The Reformation, as a religious innovation, diverges from all traditions of the Middle Ages. The Bible, which may be variously interpreted, remains the sole authority, and reformatory theology brought the difficulty of the doctrine of justification.
After 1520 Luther’s goal was the complete eradication of Catholicism. He was execrated; his opponents were designated as “scorners” of the gospel, and tolerance was represented as blasphemy.
The reformers were fond of invoking the wrath of God.
No mercy was shown those who wanted to adhere to the old religion optimo jure [as having the best right]. (But anyone who is treated that way must be destroyed; if he is not, there exists an avenger.)
The most enormous spoliation of the institutions of a millennium took place. But a large part of Germany remained Catholic or became Catholic again, and in all the rest of Europe Catholicism stood its ground in the most important countries and considered as its duty the utmost resistance to the Reformation and absolute self-preservation.
On account of that, with the Thirty Years’ War Germany paid as dearly for the Reformation as is at all conceivable. On the whole, things went very badly, and all desperate hatred has to date not been able to change this. The “others” are still around and are Christians, too.
Upon the Catholic “human statutes” there follow the Protestant ones.
The reformers and “freedom”:
Today they are chiefly regarded as battering-rams—not on account of what they taught, but because they did their best to destroy Catholicism. Little notice is taken of their doctrines, and at bottom they are held in low esteem. Protestantism is regarded as liberal, something it became only after it was no longer Protestantism—and the state dictated it anyway.
The reformers bewailed “spiritual freedom.” Every one of them conceived of his dogmatism as a condition of the soul’s salvation. They bitterly complain of being despised—here one suddenly does not even believe Luther himself. They shudder because with their innovation all of ethics has got out on the high seas (God as the Creator of Evil, and the like), while folk fancy and greed, now based on the Bible or even only on the spirit, rise to ever new evolutions (Anabaptists).
Yet the force which carried the Reformation materially was the general defection from good works, from alms, tithes, indulgences, fasting—in short, the general lack of discipline. The reformed not merely rejected asceticism, but went to quite the other extreme.
The Reformation is the faith of all those who would like not to have to do something any more. With Calvin this later changed.
The worst and socially most dangerous elements were soon in the foreground. They brought about a general break with all historical traditions. In addition, there were active among them those carried away by the spirit of rhetoric.

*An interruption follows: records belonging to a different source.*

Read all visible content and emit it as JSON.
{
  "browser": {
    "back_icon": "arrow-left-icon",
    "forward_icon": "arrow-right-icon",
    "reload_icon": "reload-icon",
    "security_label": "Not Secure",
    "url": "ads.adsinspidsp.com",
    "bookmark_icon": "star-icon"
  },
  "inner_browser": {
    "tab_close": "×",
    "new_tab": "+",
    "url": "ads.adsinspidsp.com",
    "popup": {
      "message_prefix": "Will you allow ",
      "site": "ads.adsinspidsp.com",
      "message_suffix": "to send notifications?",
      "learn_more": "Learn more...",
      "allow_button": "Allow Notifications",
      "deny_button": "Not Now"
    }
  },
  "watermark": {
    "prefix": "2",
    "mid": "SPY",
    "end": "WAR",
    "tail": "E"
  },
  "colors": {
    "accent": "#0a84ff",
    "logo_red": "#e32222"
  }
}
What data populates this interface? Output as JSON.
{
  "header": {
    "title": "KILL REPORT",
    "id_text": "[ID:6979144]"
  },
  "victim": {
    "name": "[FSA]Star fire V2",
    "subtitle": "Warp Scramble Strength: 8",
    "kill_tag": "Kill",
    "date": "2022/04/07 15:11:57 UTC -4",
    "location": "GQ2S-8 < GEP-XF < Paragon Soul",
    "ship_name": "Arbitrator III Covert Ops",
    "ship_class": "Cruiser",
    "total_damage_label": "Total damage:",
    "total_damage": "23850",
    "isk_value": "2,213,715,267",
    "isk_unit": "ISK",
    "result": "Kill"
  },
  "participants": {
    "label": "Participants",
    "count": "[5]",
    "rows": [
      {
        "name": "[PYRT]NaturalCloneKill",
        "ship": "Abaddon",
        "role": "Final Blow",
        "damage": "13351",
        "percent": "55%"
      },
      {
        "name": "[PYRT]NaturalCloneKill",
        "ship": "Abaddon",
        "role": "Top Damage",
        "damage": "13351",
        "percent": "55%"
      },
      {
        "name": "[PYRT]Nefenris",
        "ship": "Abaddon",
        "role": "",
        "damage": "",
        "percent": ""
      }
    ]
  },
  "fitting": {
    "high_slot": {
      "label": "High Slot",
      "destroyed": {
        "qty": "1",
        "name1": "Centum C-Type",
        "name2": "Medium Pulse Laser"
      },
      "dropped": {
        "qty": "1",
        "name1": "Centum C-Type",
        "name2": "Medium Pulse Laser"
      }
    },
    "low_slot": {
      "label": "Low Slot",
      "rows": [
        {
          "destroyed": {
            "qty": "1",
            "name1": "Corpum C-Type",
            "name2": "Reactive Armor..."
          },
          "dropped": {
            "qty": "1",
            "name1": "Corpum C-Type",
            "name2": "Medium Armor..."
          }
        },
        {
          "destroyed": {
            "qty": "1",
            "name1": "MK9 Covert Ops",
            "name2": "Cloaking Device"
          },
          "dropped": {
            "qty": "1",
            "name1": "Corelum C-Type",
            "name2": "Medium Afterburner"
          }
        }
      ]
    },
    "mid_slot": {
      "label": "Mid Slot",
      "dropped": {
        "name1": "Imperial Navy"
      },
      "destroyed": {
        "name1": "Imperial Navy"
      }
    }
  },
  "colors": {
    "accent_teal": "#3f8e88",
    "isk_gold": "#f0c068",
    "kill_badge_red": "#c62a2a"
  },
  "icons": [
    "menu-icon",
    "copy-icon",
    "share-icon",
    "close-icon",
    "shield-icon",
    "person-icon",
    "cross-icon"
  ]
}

Even when the storm of the Peasants’ War was over, the general licentiousness in action and thought remained and spread to the areas of governments which had remained Catholic. In 1532 Tiepolo was afraid that in consequence of internal strife the victors or the emigrating vanquished might hurl themselves at the neighboring countries.
On the intellectually more advanced there was an inner pressure. The absence of any mood of exaltation becomes characteristic. Higher education did not advance, as is thought, but retrogressed for decades. The humanists became silent.
German art declined, through icon-smashing, through the atrophy of its higher tasks—it had been deprived of its myth—through the participation of the most important artists themselves in the Reformation.